Various chemical exchange systems exist in nature and are crucial in regulating important phenomena in biology and geochemistry. Attempts at replicating these using DNA nanotechnology have mainly focused on liquid-based systems. There exists no example of a DNA nanostructure that controls movement of molecules in the gas phase, leaving the potential of molecular robots to interact with different microenvironments unexplored. Taking inspiration from plant stomata, we propose a DNA origami polymer that facilitates light-inducible gas exchange through the membrane of a soap bubble.

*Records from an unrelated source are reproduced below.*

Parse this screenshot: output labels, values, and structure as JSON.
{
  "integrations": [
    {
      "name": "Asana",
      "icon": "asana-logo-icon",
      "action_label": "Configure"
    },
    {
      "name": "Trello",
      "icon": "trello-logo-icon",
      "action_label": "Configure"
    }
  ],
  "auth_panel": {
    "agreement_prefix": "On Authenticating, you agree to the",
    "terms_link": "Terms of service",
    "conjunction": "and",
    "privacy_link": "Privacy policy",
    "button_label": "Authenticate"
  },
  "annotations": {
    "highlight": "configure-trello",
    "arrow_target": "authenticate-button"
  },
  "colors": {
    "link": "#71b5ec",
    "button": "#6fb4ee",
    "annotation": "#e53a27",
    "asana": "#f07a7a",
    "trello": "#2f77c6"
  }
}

The monomer is a square plate with a slit similar to a vending machine’s coin slot. To span the variable thickness of the membrane, monomers self-stack through shape complementarity, with the slits forming a central tunnel. The inside of the tunnel is lined with cholesterol to realize the hydrophobic environment required for gas transport. The structure has two distinct states that dictate whether gas molecules can pass or not: closed and open, the transition between which is controlled by DNA. When closed, the DNA strands form hairpins that cover the entirety of the tunnel, preventing gas flow. Due to their photoresponsivity, the hairpins unfurl under UV exposure, opening the whole tunnel for gas exchange.

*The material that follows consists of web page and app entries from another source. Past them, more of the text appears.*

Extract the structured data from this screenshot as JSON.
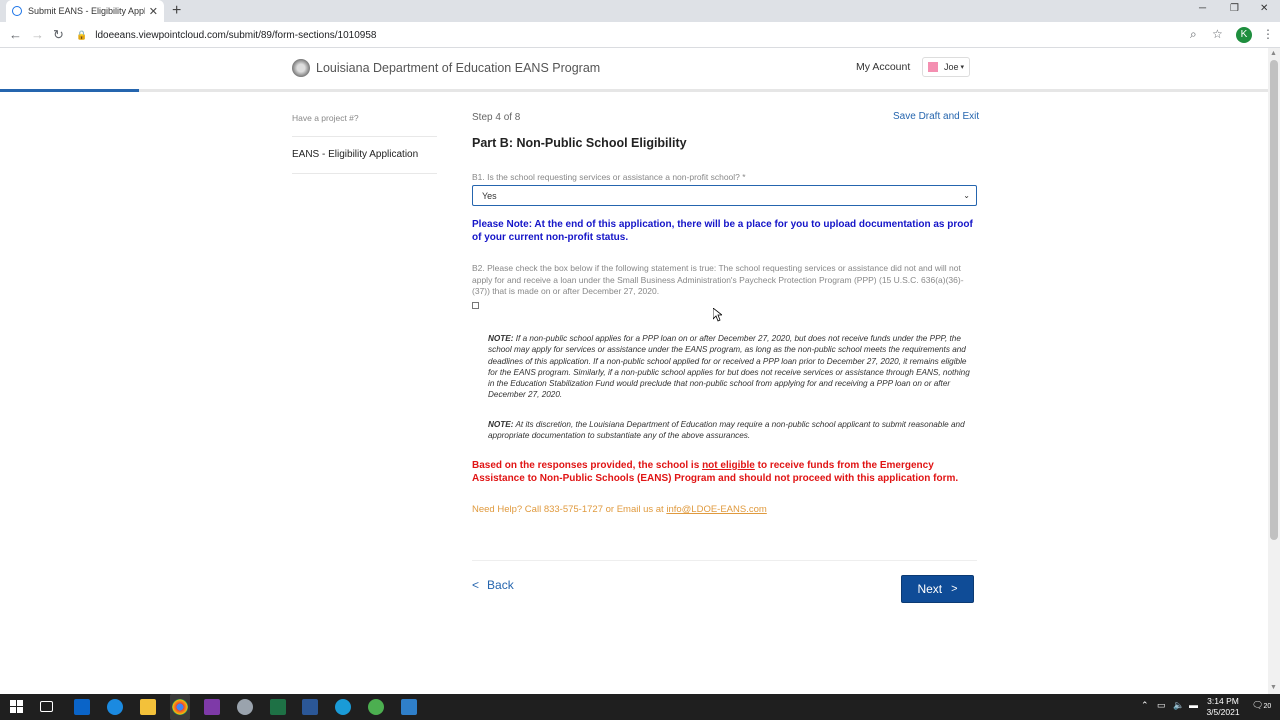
{
  "browser": {
    "tab_title": "Submit EANS - Eligibility Applica",
    "tab_close": "✕",
    "new_tab": "+",
    "url": "ldoeeans.viewpointcloud.com/submit/89/form-sections/1010958",
    "profile_initial": "K",
    "minimize": "─",
    "restore": "❐",
    "close": "✕"
  },
  "header": {
    "site_title": "Louisiana Department of Education EANS Program",
    "my_account": "My Account",
    "user_name": "Joe",
    "progress_fraction": 0.11
  },
  "sidebar": {
    "project_hint": "Have a project #?",
    "item": "EANS - Eligibility Application"
  },
  "main": {
    "step": "Step 4 of 8",
    "save_draft": "Save Draft and Exit",
    "part_title": "Part B: Non-Public School Eligibility",
    "b1_label": "B1. Is the school requesting services or assistance a non-profit school? *",
    "b1_value": "Yes",
    "blue_note": "Please Note: At the end of this application, there will be a place for you to upload documentation as proof of your current non-profit status.",
    "b2_label": "B2. Please check the box below if the following statement is true: The school requesting services or assistance did not and will not apply for and receive a loan under the Small Business Administration's Paycheck Protection Program (PPP) (15 U.S.C. 636(a)(36)-(37)) that is made on or after December 27, 2020.",
    "note1_prefix": "NOTE:",
    "note1_text": " If a non-public school applies for a PPP loan on or after December 27, 2020, but does not receive funds under the PPP, the school may apply for services or assistance under the EANS program, as long as the non-public school meets the requirements and deadlines of this application. If a non-public school applied for or received a PPP loan prior to December 27, 2020, it remains eligible for the EANS program. Similarly, if a non-public school applies for but does not receive services or assistance through EANS, nothing in the Education Stabilization Fund would preclude that non-public school from applying for and receiving a PPP loan on or after December 27, 2020.",
    "note2_prefix": "NOTE:",
    "note2_text": " At its discretion, the Louisiana Department of Education may require a non-public school applicant to submit reasonable and appropriate documentation to substantiate any of the above assurances.",
    "red_part1": "Based on the responses provided, the school is ",
    "red_underlined": "not eligible",
    "red_part2": " to receive funds from the Emergency Assistance to Non-Public Schools (EANS) Program and should not proceed with this application form.",
    "help_text": "Need Help? Call 833-575-1727 or Email us at ",
    "help_email": "info@LDOE-EANS.com",
    "back_label": "Back",
    "next_label": "Next"
  },
  "taskbar": {
    "time": "3:14 PM",
    "date": "3/5/2021",
    "notification_count": "20"
  },
  "colors": {
    "accent": "#2565ae",
    "next_button": "#0f4c97",
    "blue_note": "#1515c8",
    "error_red": "#e01414",
    "help_orange": "#e09a3e"
  }
}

Expansion of our structure’s functionality may enable nanorobots to perform biomimetic
photosynthesis, pH control of various environments, and even detection, capture, and subsequent
treatment of harmful gases.